Angela Rayner, deputy leader of the Labour Party, was one of several lawmakers from opposition parties and people who have lost family members to the pandemic to criticize his use of the phrase “cower from.”
“127,000 people have died from this virus, tens of thousands of whom would still be here if it wasn’t for the catastrophic failures of your government,” she said on Twitter.
“So how dare you denigrate people for trying to keep themselves and their families safe.”


Briton held in Somalia alleges torture by CIA-linked officials

David Taylor’s son has begged foreign secretary Dominic Raab, above, to intervene in his father’s case. (Shutterstock/File Photo)
David Taylor’s son has begged foreign secretary Dominic Raab, above, to intervene in his father’s case. (Shutterstock/File Photo)
Updated 25 July 2021

Briton held in Somalia alleges torture by CIA-linked officials

David Taylor’s son has begged foreign secretary Dominic Raab, above, to intervene in his father’s case. (Shutterstock/File Photo)
  • War on Terror practices including sensory deprivation, waterboarding still used, document claims

LONDON: A British citizen has raised concerns that highly controversial forms of torture and interrogation practices used during the War on Terror are still being employed by US-linked officials.

David Taylor, whose identity was made anonymous following a family request, claimed he was tortured in Somalia and interrogated by US intelligence officers.

The torture practices, Taylor alleges, were used by Somalian authorities to force him into CIA cooperation, and involved hooding, sensory deprivation and waterboarding.

His London-based family have warned that UK intervention in his case is essential to ending his two-year detention in the African country.

A document relating to the legal case also shows that Taylor was questioned by two US FBI agents in Mogadishu on June 30.

It says: “They asked the claimant whether he wished to live in the US. They also showed him pictures of various individuals asking him whether he knew them.”

One of the people Taylor was shown an image of was a man imprisoned for supporting the terror group Al-Shabaab. It suggests that the alleged CIA involvement is aimed at targeting the Somalian-based militant group, which has launched dozens of deadly attacks around east Africa.

Taylor moved to Somalia in 2009 and was arrested a decade later in 2019 after visiting Yemen to organize his return to London.

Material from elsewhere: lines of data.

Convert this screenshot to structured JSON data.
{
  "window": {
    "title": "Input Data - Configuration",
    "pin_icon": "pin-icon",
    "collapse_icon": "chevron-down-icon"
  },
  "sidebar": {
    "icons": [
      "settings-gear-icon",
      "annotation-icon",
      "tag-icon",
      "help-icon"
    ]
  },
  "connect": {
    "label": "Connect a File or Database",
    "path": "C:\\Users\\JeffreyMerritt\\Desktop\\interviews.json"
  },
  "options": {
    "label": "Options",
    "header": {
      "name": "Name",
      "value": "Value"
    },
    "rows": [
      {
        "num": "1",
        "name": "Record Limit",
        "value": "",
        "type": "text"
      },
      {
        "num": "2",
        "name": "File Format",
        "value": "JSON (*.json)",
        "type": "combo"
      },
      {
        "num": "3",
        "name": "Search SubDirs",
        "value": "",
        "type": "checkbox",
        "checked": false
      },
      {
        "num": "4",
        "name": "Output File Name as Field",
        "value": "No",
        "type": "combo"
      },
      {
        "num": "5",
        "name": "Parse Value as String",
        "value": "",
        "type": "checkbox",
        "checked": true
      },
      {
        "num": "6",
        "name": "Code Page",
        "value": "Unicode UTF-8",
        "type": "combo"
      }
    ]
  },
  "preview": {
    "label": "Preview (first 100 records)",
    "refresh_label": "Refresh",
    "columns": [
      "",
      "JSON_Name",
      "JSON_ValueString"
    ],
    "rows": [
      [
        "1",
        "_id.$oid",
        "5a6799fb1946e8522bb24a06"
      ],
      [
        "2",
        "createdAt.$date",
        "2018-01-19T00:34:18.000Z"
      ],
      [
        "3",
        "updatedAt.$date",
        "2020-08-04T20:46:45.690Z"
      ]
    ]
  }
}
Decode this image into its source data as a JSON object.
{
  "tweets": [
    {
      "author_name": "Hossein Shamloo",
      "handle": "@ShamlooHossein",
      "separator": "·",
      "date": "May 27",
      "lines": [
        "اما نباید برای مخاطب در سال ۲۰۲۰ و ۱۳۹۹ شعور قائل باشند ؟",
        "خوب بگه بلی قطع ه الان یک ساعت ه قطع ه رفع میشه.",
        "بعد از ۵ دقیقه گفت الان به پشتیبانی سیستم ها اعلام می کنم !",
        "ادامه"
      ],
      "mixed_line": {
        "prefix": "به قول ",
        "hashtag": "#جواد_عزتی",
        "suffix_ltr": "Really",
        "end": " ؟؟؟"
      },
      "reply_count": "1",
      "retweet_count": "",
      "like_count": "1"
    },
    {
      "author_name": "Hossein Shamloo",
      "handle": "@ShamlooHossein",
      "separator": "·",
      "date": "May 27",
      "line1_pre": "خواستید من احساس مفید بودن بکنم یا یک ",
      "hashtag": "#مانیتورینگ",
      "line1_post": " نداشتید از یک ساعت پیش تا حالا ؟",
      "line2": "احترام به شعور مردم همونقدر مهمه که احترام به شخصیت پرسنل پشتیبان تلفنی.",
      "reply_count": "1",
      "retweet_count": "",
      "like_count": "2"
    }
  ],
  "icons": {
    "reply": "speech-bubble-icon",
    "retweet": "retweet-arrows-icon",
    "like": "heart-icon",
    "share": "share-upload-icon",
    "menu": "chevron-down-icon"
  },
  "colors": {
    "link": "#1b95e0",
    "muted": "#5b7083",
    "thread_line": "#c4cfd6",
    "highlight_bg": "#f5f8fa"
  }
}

He was transferred to Mogadishu, arrested and driven to a location near Mogadishu by anonymous individuals, who Taylor alleges were CIA agents.

The legal document stated: “He found himself in a room with a white lady and a white man. The lady spoke in an American accent and identified herself as ‘Roxanne.’ Taylor asked her to confirm the agency or organization she represented but she refused to do so.”

It added that Taylor subsequently faced daily interrogation, including having a gun pointed at his head after refusing to cooperate.

Later that year, he was transferred to a Mogadishu prison, where he currently lives in a cell with about 60 other prisoners. Taylor said that he has received death threats from other prisoners and has been accused of operating as a British spy.

His son said: “My dad has been left to languish in a foreign prison, in dangerous conditions, without charge or any proper reason. He is a UK citizen and he has had no support from his country. To know that my dad has faced torture, interrogation and violent threats to his life is terrifying and extremely distressing.

“I am heartbroken and afraid of what might happen to him if he stays there any longer. How can this still be allowed to happen?”